====== Data to examine ======
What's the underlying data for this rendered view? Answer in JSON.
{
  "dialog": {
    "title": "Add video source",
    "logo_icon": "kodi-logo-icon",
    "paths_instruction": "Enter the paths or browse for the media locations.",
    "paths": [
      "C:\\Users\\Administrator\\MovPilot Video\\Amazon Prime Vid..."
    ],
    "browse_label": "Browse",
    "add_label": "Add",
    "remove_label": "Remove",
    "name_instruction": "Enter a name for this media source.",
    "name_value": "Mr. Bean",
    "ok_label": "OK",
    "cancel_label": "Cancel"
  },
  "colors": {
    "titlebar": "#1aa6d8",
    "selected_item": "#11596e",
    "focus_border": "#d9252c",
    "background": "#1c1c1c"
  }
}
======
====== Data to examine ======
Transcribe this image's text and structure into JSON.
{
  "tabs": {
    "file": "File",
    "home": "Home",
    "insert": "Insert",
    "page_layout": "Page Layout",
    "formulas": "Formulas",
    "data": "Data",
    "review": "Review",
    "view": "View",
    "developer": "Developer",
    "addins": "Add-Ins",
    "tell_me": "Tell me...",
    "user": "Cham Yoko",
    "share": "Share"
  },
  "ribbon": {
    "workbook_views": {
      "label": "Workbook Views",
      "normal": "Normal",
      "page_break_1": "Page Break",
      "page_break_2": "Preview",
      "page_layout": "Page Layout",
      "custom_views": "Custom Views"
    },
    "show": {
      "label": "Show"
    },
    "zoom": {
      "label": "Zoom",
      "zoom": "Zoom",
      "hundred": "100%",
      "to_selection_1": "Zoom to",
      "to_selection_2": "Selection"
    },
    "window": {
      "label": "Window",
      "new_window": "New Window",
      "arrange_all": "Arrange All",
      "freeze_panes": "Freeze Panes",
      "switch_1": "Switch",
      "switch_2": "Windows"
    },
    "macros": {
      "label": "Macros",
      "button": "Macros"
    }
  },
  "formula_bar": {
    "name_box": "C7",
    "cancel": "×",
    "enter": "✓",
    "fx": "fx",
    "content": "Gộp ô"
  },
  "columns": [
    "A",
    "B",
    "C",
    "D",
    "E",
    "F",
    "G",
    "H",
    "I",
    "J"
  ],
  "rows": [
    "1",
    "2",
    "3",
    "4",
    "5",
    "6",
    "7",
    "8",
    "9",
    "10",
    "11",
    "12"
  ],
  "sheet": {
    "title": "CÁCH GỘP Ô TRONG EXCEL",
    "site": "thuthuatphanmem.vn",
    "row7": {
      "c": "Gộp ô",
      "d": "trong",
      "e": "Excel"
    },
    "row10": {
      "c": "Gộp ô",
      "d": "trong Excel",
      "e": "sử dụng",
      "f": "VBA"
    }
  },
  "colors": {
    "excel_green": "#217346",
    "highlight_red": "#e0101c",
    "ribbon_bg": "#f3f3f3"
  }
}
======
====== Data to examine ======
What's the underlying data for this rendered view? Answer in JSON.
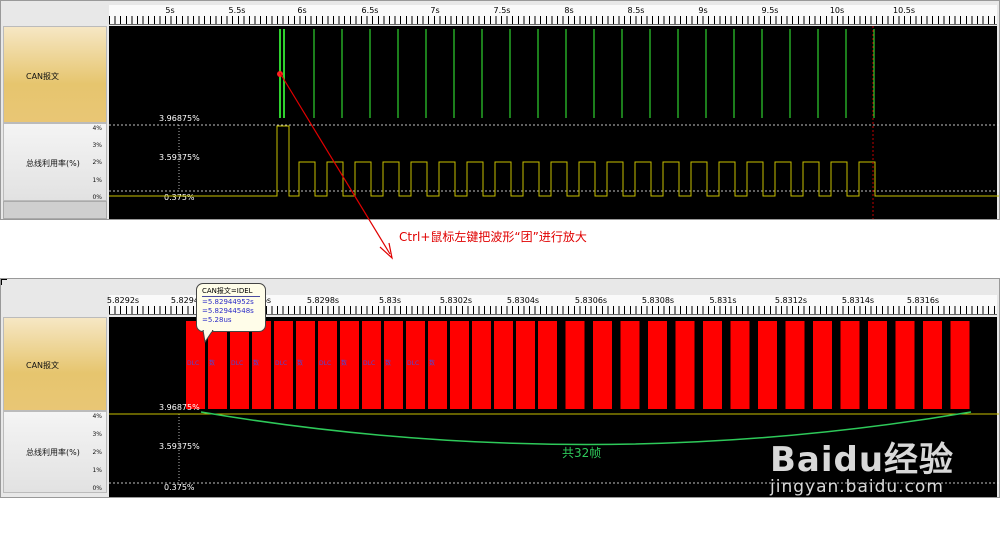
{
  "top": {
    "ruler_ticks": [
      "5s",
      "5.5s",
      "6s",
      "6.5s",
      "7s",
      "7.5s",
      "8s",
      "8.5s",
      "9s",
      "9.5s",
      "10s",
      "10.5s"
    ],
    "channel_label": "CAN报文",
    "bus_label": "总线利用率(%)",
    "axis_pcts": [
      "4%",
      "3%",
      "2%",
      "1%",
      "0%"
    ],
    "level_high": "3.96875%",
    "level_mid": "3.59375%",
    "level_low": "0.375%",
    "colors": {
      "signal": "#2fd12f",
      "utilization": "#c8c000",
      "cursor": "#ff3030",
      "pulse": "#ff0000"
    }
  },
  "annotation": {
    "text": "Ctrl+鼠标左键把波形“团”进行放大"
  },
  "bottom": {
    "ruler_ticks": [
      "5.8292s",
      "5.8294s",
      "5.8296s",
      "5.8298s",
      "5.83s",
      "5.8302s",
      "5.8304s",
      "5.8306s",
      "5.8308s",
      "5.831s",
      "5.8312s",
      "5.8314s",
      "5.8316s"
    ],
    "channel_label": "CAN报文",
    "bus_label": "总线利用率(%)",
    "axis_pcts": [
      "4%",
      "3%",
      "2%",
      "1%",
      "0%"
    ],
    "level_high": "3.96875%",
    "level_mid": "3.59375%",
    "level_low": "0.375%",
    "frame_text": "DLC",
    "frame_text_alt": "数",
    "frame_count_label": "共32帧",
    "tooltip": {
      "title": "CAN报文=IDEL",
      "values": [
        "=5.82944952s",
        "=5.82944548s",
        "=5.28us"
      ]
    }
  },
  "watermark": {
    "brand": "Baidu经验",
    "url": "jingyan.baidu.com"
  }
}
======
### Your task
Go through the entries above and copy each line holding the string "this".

### Completed exercise
What's the underlying data for this rendered view? Answer in JSON.
    "name_instruction": "Enter a name for this media source.",
Transcribe this image's text and structure into JSON.
What's the underlying data for this rendered view? Answer in JSON.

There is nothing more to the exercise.